Background: Breast cancer is known to be one of the most prevalent cancers among women in both developing and developed countries .The incidence of breast cancer in Pakistan has increased dramatically within the last few years and is the second country after Israel in Asia to have highest proportional cases of breast cancer. However, there are limited data for breast cancer available in the literature from Pakistan.
Objectives: The study was conducted to bring to light the common clinical presentation of breast cancer and to evaluate the frequency of established risk factors in breast carcinoma patients and furthermore to compare the findings between premenopausal and postmenopausal women in Pakistan.
Materials and methods: A 6 months (from July 2012 to Dec 2012) cross sectional survey was conducted in Surgical and Oncology Units of Civil Hospital, Karachi. Data were collected though a well developed questionnaire from 105 female patients diagnosed with carcinoma of breast and analyzed using SPSS version 17. Institutional ethical approval was obtained prior to data collection.
Results: Out of 105 patients, 43 were premenopausal and 62 were postmenopausal, 99 being married. Mean age at diagnosis was 47.8 ± 12.4 years. A painless lump was the most frequent symptom, notived by 77.1%(n=81). Some 55.2% (n=58) patients had a lump in the right breast and 44.8%(n=47) in the left breast. In the majority of cases, the lump was present in upper outer quadrant 41.9% (n=44). Mean period of delay from appearance of symptoms to consulting a doctor was 5.13 ± 4.8 months, from the shortest 1 month to the longest 36 months.
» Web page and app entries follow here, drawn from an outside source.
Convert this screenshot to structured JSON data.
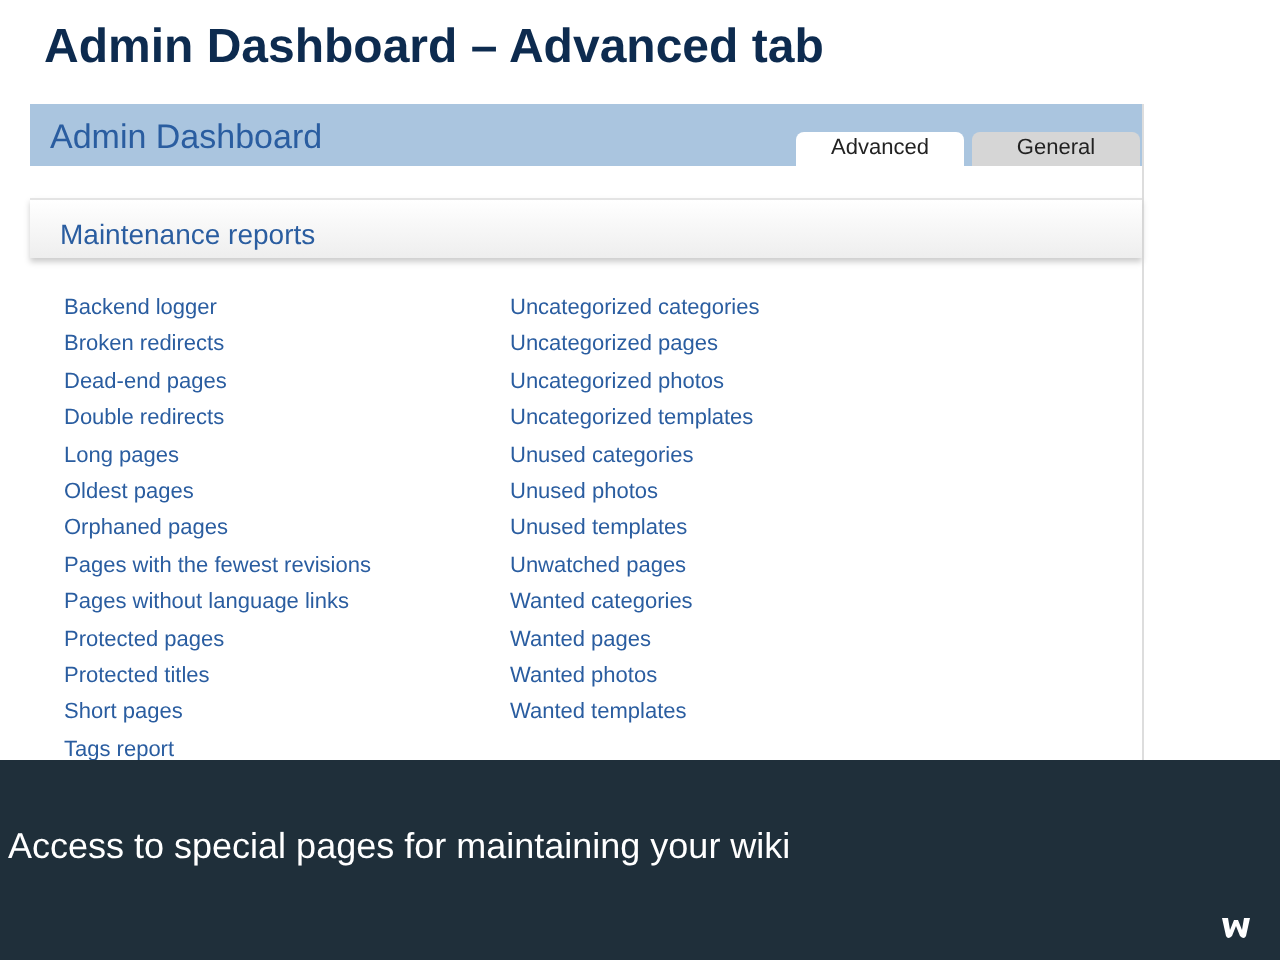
{
  "slide_title": "Admin Dashboard – Advanced tab",
  "dashboard": {
    "title": "Admin Dashboard",
    "tabs": [
      {
        "label": "Advanced",
        "selected": true
      },
      {
        "label": "General",
        "selected": false
      }
    ],
    "section": "Maintenance reports",
    "columns": [
      [
        "Backend logger",
        "Broken redirects",
        "Dead-end pages",
        "Double redirects",
        "Long pages",
        "Oldest pages",
        "Orphaned pages",
        "Pages with the fewest revisions",
        "Pages without language links",
        "Protected pages",
        "Protected titles",
        "Short pages",
        "Tags report"
      ],
      [
        "Uncategorized categories",
        "Uncategorized pages",
        "Uncategorized photos",
        "Uncategorized templates",
        "Unused categories",
        "Unused photos",
        "Unused templates",
        "Unwatched pages",
        "Wanted categories",
        "Wanted pages",
        "Wanted photos",
        "Wanted templates"
      ]
    ]
  },
  "caption": "Access to special pages for maintaining your wiki"
}
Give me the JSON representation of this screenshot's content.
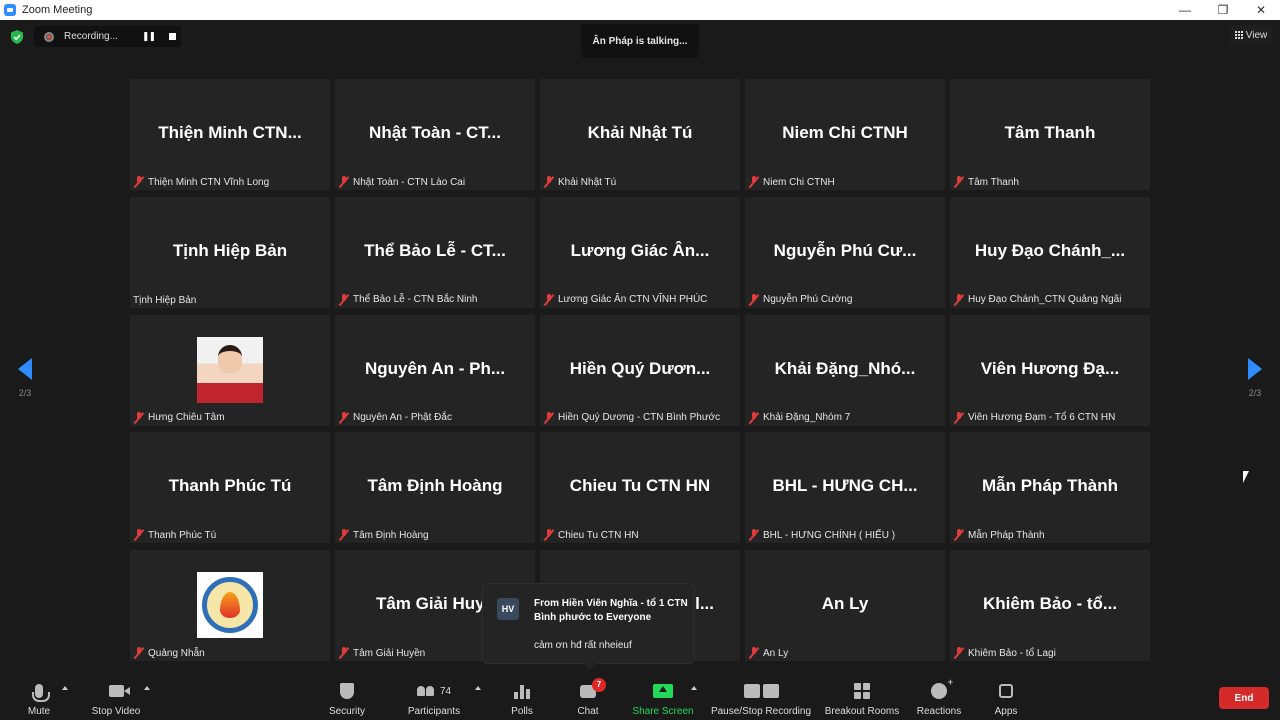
{
  "window": {
    "title": "Zoom Meeting",
    "minimize": "—",
    "maximize": "❐",
    "close": "✕"
  },
  "recording": {
    "label": "Recording..."
  },
  "talking": {
    "text": "Ân Pháp is talking..."
  },
  "view": {
    "label": "View"
  },
  "pagination": {
    "left": "2/3",
    "right": "2/3"
  },
  "tiles": [
    {
      "big": "Thiện Minh CTN...",
      "label": "Thiện Minh CTN Vĩnh Long",
      "muted": true
    },
    {
      "big": "Nhật Toàn - CT...",
      "label": "Nhật Toàn - CTN Lào Cai",
      "muted": true
    },
    {
      "big": "Khải Nhật Tú",
      "label": "Khải Nhật Tú",
      "muted": true
    },
    {
      "big": "Niem Chi CTNH",
      "label": "Niem Chi CTNH",
      "muted": true
    },
    {
      "big": "Tâm Thanh",
      "label": "Tâm Thanh",
      "muted": true
    },
    {
      "big": "Tịnh Hiệp Bản",
      "label": "Tịnh Hiệp Bản",
      "muted": false
    },
    {
      "big": "Thể Bảo Lễ - CT...",
      "label": "Thể Bảo Lễ - CTN Bắc Ninh",
      "muted": true
    },
    {
      "big": "Lương Giác Ân...",
      "label": "Lương Giác Ân CTN VĨNH PHÚC",
      "muted": true
    },
    {
      "big": "Nguyễn Phú Cư...",
      "label": "Nguyễn Phú Cường",
      "muted": true
    },
    {
      "big": "Huy Đạo Chánh_...",
      "label": "Huy Đạo Chánh_CTN Quảng Ngãi",
      "muted": true
    },
    {
      "big": "",
      "label": "Hưng Chiêu Tâm",
      "muted": true,
      "avatar": "photo"
    },
    {
      "big": "Nguyên An - Ph...",
      "label": "Nguyên An - Phật Đắc",
      "muted": true
    },
    {
      "big": "Hiền Quý Dươn...",
      "label": "Hiền Quý Dương - CTN Bình Phước",
      "muted": true
    },
    {
      "big": "Khải Đặng_Nhó...",
      "label": "Khải Đặng_Nhóm 7",
      "muted": true
    },
    {
      "big": "Viên Hương Đạ...",
      "label": "Viên Hương Đạm - Tổ 6 CTN HN",
      "muted": true
    },
    {
      "big": "Thanh Phúc Tú",
      "label": "Thanh Phúc Tú",
      "muted": true
    },
    {
      "big": "Tâm Định Hoàng",
      "label": "Tâm Định Hoàng",
      "muted": true
    },
    {
      "big": "Chieu Tu CTN HN",
      "label": "Chieu Tu CTN HN",
      "muted": true
    },
    {
      "big": "BHL - HƯNG CH...",
      "label": "BHL - HƯNG CHÍNH ( HIẾU )",
      "muted": true
    },
    {
      "big": "Mẫn Pháp Thành",
      "label": "Mẫn Pháp Thành",
      "muted": true
    },
    {
      "big": "",
      "label": "Quảng Nhẫn",
      "muted": true,
      "avatar": "logo"
    },
    {
      "big": "Tâm Giải Huyề",
      "label": "Tâm Giải Huyền",
      "muted": true
    },
    {
      "big": "l...",
      "label": "",
      "muted": false
    },
    {
      "big": "An Ly",
      "label": "An Ly",
      "muted": true
    },
    {
      "big": "Khiêm Bảo - tổ...",
      "label": "Khiêm Bảo - tổ Lagi",
      "muted": true
    }
  ],
  "chat_popup": {
    "initials": "HV",
    "from": "From Hiền Viên Nghĩa - tổ 1 CTN Bình phước to Everyone",
    "message": "cảm ơn hđ rất nheieuf"
  },
  "toolbar": {
    "mute": "Mute",
    "stop_video": "Stop Video",
    "security": "Security",
    "participants": "Participants",
    "participant_count": "74",
    "polls": "Polls",
    "chat": "Chat",
    "chat_badge": "7",
    "share_screen": "Share Screen",
    "recording": "Pause/Stop Recording",
    "breakout": "Breakout Rooms",
    "reactions": "Reactions",
    "apps": "Apps",
    "end": "End"
  },
  "colors": {
    "accent": "#2d8cff",
    "share": "#23d959",
    "end": "#d42a2a",
    "muted": "#e03c3c"
  }
}
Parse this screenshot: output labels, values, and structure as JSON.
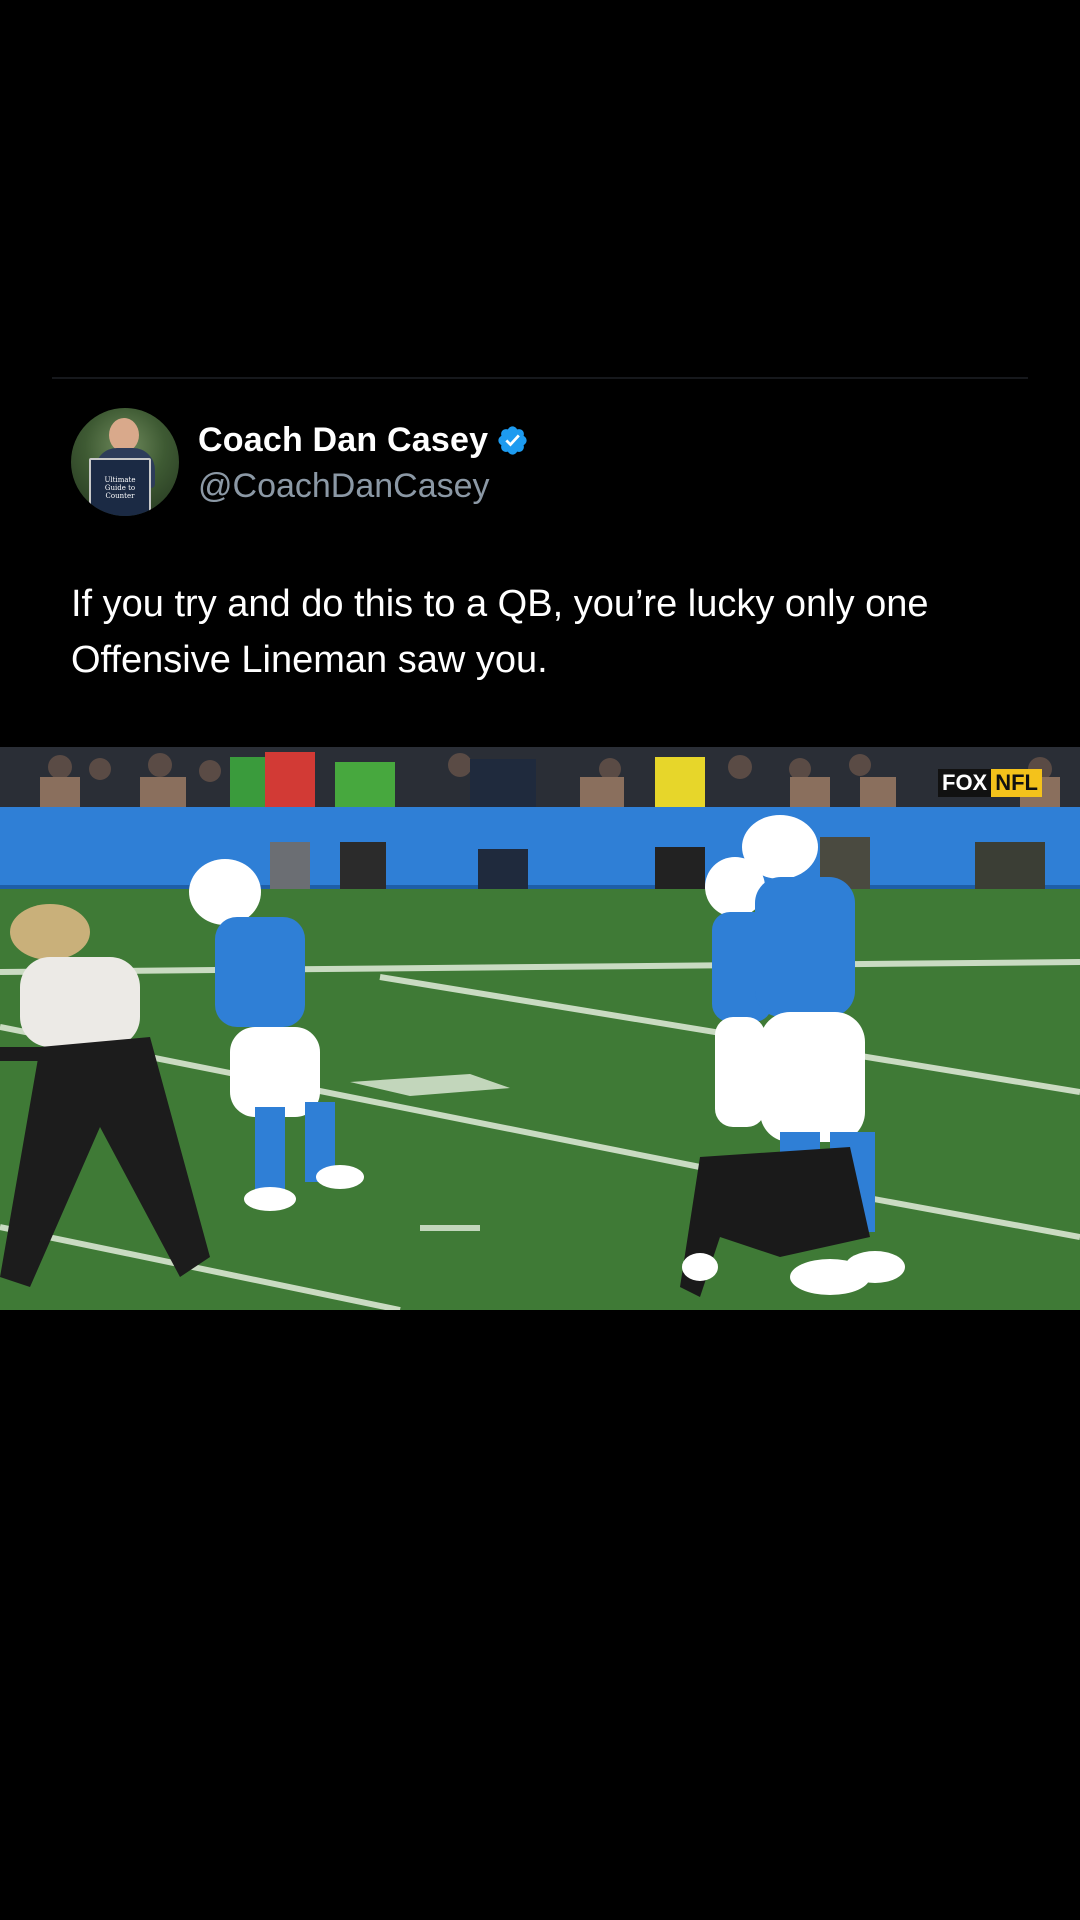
{
  "tweet": {
    "author": {
      "display_name": "Coach Dan Casey",
      "handle": "@CoachDanCasey",
      "verified": true,
      "avatar_book_text": [
        "Ultimate",
        "Guide to",
        "Counter"
      ]
    },
    "text_lines": [
      "If you try and do this to a QB, you’re lucky only one",
      "Offensive Lineman saw you."
    ]
  },
  "video": {
    "broadcast_logo": {
      "fox": "FOX",
      "nfl": "NFL"
    }
  },
  "colors": {
    "background": "#000000",
    "verified_badge": "#1d9bf0",
    "handle": "#8b98a5",
    "field_green": "#3f7a36",
    "chargers_blue": "#2f7fd6"
  },
  "icons": {
    "verified": "verified-badge-icon"
  }
}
Long delay (> 3 months) was the most frequent figure 41.9%. Considering overall risk factors most frequent were first pregnancy after 20 years of age (41%), physical breast trauma (28.6%), lack of breast feeding(21.9%), and early menarche <11 years (19%), followed by null parity (16.2%), consumption of high fat diet (15.2%), family history of breast cancer or any other cancer in first degree relatives (9.5% and 13.3%, respectively). Some of the less common factors were late menopause >54 years (8.6%), use of oral contraceptive pills (10.5%), use of hormone replacement therapy (4.7%),smoking (4.7%) and radiation (0.96%). Significant differences (p<0.005) were observed between pre and post menopausal women regarding history of physical breast trauma, practice of breast feeding and parity.
Conclusions: A painless lump was the most frequent clinical presentation noted. Overall age at first child > 20 years, physical breast trauma, lack of breast feeding ,early menarche <11 were the most frequent risk factors. Physical breast trauma, lower parity, a trend for less breast feeding had more significant associations with pre-menopausal than post-menopausal onset. Increase opportunity of disease prevention can be obtained through better understanding of clinical presentation and risk factors important in the etiology of breast cancer.